Commentary

The 'Day After Disaster,' Revisited

by Craig DeAtley -

In the first 72 hours following a nuclear blast, survivors would face many challenges - communication, evacuation, sheltering, response, and incident command. Scenario 1 (Nuclear Detonation - Improvised Nuclear Device) of the National Response Framework was depicted in the History Channel's "Day After Disaster" in 2009. Five years later, is the United States prepared?

FINAL REPORT: Support to Local Authorities (When They Are Overwhelmed)

by H. Steven Blum -

Local authorities must continue to prepare for disasters, despite cuts in grant funding. To address this topic, LTG H. Steven Blum, (Ret.) USA, led a discussion with subject matter experts at the U.S. Air Force Academy's Falcon Club in Colorado. That discussion and survey results from a nationwide audience of preparedness professionals provided content for this report.

The Real NCIS: An Interview With Thomas Betro

by Aaron Sean Poynton -

The Naval Criminal Investigative Service's (NCIS) former Director Thomas Betro provides insights on how to keep the U.S. homeland safe from both physical threats and cyberthreats. He shares information specific to NCIS's responsibilities, technologies, and efforts to protect against cyber, piracy, and insider threats.

The Operational Imperative of Cybersecurity & Resilience

by Tom Ridge -

As technology advances, so do the interconnected relationships among various technologies, communities, and infrastructures. This interconnectedness creates greater efficiency, but also raises many concerns. The consequences of not making cybersecurity an integral part of risk management and strategic decision-making plans can be devastating.

FINAL REPORT: Resilience 2013

by Thad Allen -
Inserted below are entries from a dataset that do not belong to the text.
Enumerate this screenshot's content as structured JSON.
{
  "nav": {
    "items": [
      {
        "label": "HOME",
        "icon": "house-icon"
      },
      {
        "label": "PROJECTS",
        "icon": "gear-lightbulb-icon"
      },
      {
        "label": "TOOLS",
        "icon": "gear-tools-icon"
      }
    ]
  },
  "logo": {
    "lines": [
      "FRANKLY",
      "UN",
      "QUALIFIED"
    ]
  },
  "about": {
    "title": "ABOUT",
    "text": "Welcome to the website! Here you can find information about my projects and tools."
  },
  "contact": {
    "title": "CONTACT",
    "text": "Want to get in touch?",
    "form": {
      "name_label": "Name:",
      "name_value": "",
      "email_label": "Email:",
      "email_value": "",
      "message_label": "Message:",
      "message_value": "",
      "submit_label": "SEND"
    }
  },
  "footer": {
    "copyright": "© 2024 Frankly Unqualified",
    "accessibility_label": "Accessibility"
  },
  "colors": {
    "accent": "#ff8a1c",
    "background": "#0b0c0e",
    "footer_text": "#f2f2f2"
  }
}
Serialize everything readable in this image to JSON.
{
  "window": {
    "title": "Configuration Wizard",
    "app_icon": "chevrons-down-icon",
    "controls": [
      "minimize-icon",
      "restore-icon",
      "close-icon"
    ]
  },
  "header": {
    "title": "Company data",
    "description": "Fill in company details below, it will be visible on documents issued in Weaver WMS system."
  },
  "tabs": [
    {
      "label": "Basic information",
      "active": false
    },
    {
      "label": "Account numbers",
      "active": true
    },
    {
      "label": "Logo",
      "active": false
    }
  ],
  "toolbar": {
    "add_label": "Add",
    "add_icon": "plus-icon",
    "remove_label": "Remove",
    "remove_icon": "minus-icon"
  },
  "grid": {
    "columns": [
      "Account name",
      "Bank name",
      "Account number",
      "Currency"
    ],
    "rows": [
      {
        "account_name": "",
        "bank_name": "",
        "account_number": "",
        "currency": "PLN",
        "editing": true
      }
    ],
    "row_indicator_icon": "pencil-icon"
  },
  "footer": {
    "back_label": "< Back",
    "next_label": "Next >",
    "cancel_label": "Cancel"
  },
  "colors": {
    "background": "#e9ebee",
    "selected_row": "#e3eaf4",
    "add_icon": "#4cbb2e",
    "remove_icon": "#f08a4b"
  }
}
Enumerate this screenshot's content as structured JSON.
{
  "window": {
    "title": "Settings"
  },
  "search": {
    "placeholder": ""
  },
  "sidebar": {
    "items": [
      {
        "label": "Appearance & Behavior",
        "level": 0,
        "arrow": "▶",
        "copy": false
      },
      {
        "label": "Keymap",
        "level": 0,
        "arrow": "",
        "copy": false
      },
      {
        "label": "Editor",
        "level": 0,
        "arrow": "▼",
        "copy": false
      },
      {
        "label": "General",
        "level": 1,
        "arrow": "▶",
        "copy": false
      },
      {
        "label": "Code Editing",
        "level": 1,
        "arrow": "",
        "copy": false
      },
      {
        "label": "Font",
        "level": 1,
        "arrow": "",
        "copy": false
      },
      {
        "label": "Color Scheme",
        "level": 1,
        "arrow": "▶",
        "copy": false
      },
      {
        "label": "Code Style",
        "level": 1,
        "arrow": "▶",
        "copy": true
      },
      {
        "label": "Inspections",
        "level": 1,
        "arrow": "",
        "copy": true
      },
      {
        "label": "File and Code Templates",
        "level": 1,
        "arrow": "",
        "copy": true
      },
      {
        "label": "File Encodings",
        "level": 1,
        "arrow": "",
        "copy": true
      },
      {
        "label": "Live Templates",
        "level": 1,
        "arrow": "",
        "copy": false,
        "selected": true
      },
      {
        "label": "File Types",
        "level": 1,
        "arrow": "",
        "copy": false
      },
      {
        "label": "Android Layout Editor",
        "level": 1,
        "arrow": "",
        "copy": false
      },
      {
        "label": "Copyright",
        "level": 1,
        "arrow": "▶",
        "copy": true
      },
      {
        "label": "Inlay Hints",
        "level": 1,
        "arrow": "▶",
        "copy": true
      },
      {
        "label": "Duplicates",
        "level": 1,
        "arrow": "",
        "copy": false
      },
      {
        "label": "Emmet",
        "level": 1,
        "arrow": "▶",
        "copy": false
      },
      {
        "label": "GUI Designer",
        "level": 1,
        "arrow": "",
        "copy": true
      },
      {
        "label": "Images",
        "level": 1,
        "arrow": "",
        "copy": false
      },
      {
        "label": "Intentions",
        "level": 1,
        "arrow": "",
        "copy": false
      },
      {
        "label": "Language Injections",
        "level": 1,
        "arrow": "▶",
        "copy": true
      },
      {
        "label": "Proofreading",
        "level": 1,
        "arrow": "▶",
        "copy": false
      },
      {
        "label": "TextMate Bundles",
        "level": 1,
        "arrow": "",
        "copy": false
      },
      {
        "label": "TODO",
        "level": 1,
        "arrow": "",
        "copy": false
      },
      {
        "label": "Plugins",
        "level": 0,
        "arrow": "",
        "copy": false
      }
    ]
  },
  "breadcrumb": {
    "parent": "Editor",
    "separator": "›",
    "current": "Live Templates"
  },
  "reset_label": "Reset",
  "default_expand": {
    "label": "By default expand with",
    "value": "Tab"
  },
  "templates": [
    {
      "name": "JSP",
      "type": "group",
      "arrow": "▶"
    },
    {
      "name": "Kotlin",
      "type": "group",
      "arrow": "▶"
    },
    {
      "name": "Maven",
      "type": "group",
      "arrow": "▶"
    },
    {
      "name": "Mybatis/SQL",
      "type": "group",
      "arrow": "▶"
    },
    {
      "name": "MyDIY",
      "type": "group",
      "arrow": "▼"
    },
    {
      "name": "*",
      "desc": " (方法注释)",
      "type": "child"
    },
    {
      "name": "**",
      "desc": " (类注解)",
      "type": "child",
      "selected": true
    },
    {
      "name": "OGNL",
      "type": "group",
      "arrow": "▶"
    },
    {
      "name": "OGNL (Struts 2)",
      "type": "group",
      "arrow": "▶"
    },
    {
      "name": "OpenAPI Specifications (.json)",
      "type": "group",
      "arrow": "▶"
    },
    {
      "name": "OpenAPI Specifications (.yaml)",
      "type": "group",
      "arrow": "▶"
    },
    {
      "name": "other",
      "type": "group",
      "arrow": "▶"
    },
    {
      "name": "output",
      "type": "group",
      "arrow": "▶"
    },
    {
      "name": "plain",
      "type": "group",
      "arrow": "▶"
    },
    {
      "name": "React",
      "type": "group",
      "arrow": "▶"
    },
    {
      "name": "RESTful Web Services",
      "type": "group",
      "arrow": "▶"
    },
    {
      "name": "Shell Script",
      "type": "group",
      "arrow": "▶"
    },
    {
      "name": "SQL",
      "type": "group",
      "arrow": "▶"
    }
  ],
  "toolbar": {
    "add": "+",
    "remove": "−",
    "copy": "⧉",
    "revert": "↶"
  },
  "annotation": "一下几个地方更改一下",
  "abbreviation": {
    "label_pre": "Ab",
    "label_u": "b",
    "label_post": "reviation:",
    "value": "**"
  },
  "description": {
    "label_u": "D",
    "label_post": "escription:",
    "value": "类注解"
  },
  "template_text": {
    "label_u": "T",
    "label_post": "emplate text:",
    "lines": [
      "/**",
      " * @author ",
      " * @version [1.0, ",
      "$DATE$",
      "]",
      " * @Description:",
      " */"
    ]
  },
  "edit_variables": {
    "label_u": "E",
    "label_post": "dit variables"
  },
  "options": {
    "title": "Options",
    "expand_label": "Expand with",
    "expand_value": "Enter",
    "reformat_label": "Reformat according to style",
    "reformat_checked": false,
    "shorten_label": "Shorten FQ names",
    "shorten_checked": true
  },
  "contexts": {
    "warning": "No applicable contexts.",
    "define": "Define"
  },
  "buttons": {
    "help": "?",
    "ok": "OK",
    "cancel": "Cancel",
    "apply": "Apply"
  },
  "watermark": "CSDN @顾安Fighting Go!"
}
On 18 November 2013, DomPrep hosted an executive briefing at The National Press Club to present the Resilience 2013 - Survey & Report. The survey outlined in this report is the second of a series that Booz Allen Hamilton has partnered on with DomPrep Journal. The survey drills down into policy challenges for federal programs and understanding impacts at the state and local levels, where the majority of the resilience effort is realized.

FINAL REPORT: Food Defense

by Amy Kircher -

Food, like water and air, is essential to sustain life. As such, when someone deliberately taints that sustenance at any point in the food supply chain, the result can be devastating. This report addresses the topic of food defense, which is of great importance to the preparedness community, but it often is not widely understood, especially outside the food and agriculture sector.

Intelligent Accountability - Being Prepared for the Unthinkable

by Susan Collins -

The unthinkable can happen at any time, and in any place. Being able to track and credential first responders in a timely manner against the unseen perils in today's dangerous world can save many lives. This podcast interview provides important insights on the effective use and training of intelligent accountability systems.

Needed: More Biothreat Training for First Responders

by Steven P. Bucci & Jennifer Corrente-Bucci -

Biological weapons are the most significant threat the United States now faces. Identifying the signs and symptoms early is the best method of defending against such weapons, but U.S. military personnel are not yet properly equipped and trained to identify and prevent the spread of such threats.

FINAL REPORT: Planned Special Events - When Things Go Wrong

by Glen Rudner -

Deadly incidents such as the Boston Marathon bombings have raised many concerns among special event planners, emergency managers, and first responders. When an incident occurs at the site of a planned event, which usually has many moving parts, the challenges can become overwhelming. This report goes beyond special event planning to address the unfortunate times when the orderly sequence planned simply "goes wrong."

Functional Needs - Awareness Is a Two-Way Street

by James Martin -

Resilience for those with functional needs requires two things: (a) that these citizens personally understand what to expect during an emergency response; and (b) that emergency responders understand the physical and psychological impact not only on those with long-time functional needs but also on those suffering from what are described as "newly acquired" disabilities.